Recorded data:
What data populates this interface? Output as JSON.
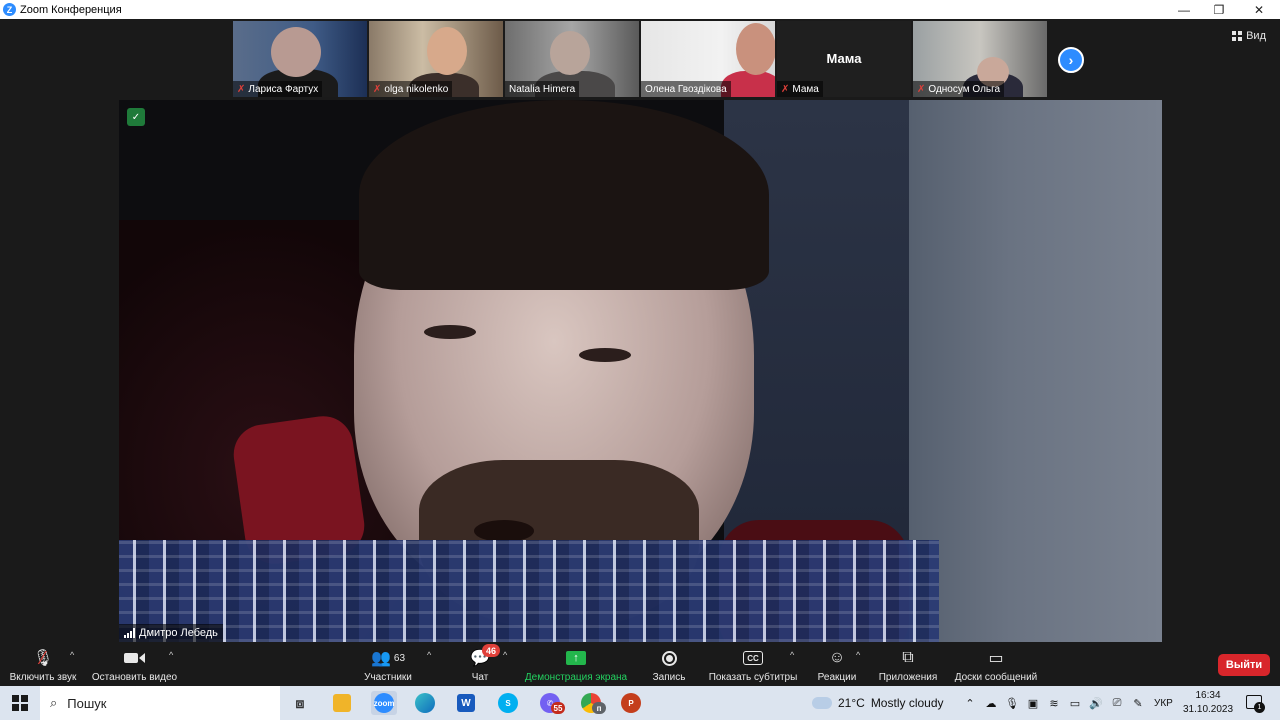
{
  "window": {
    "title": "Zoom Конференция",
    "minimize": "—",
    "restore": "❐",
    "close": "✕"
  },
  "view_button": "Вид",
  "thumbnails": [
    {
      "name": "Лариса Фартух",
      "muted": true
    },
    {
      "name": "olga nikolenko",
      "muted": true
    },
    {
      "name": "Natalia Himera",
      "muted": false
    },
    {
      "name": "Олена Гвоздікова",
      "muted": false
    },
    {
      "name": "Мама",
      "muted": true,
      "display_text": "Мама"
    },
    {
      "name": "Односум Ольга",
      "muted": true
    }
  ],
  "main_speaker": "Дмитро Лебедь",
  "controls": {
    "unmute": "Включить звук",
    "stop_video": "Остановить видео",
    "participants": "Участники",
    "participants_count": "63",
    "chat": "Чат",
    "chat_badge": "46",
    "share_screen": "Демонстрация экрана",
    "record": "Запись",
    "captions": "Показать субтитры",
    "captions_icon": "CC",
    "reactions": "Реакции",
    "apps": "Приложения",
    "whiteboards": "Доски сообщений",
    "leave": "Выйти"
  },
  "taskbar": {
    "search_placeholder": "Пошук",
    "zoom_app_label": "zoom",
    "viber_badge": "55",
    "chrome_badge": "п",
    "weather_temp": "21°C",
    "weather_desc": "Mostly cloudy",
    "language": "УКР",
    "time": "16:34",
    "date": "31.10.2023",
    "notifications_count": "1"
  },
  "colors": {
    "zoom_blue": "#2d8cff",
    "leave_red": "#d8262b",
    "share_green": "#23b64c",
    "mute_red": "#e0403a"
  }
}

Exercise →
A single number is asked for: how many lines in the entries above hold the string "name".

Response to the task →
6